I remember one afternoon while I was driving home from work in suburban Detroit I saw a young woman alongside the road with a flat tire. Though I wanted to drive on past something within me caused me to stop and volunteer to change the tire. As I began my work, I had in the car some worn out gloves and placed those on my hands. One of the gloves had a hole in the hand and as I was removed the worn out tire from her car some of the steel from the belting found its way through that hole and into my hand making a nice cut. I didn’t say anything but internally cried out in pain. Meanwhile the woman’s boyfriend pulled up and stood by talking to her and watched me finish the job without saying anything to me. Between the pain of the pricks in my hand through the “holy” gloves and the awkwardness of having her boyfriend watching me I wondered why I had stopped in the first place. There was a racial element in place as well. Although I didn’t understand any of the implications of what I did I still followed through with what God put on my heart to accomplish. I could have simply continued my leisurely drive home to my cushy suburban condo. Instead, I drive home with a bleeding hand and with uncertain kinds of metal fibers embedded along with a healthy helping of grease. When I get to heaven I plan to ask Jesus in what ways he used my service in the lives of these young people that afternoon. Until then I am called to do the things that God puts on my heart regardless of my understanding of the reason.
Bottom Line: Questions for Reflection

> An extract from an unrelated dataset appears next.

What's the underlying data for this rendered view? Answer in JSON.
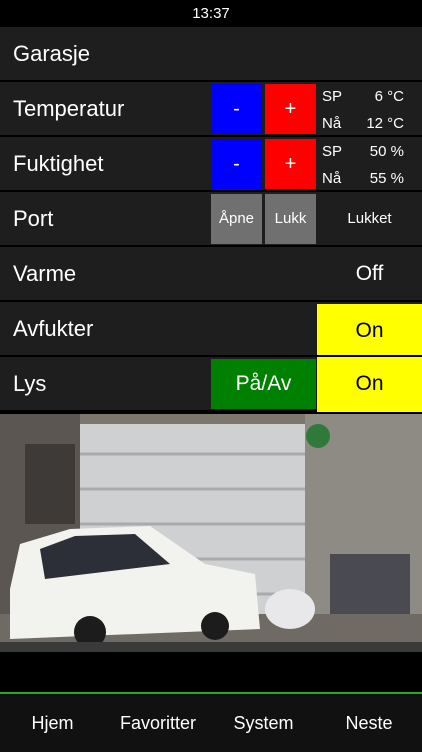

1. One of the things with which I have struggled is with the strong sense of separation I felt after leaving my job at one of the Big Three automakers after a tenure of nine years. During this time, much of my life revolved around the people at my workplace. Once I surrendered my magic ID card which provided me access to things like the revolving gate in the engineer center and the test track across the street I felt a deep sense of separation. Through the years after my separation I have attempted to make peace with my decision as I kept in contact with a small group of people back at the company. After I came to faith in Jesus I found that I could deal with my decision much more easily in part because I discovered that God had brought me into contact with this large group of people in order to intercede for them in prayer. At times I still have dreams about being locked out of the company gate without an ID card to get through the turn style security gate.
A. In what ways have you found yourself separated from others in your life? How has your personal relationship with Jesus helped you through these trials?
B. Consider some ways in which you can use this separation in a positive way.
2. What do the first century Gentile believers have with groups of believers in our world such as the Chinese or Iranian Christians? In what ways does Jesus provide hope to them that we perhaps have difficulty in understanding?
Note: For a listing of readings for the Roman Catholic Mass visit this web site:
First Reading JER 23:1-6
Second Reading EPH 2:13-18
Gospel Reading MK 6:30-34
Online Scripture verses for most Bible versions can be found at: https://www.biblegateway.com/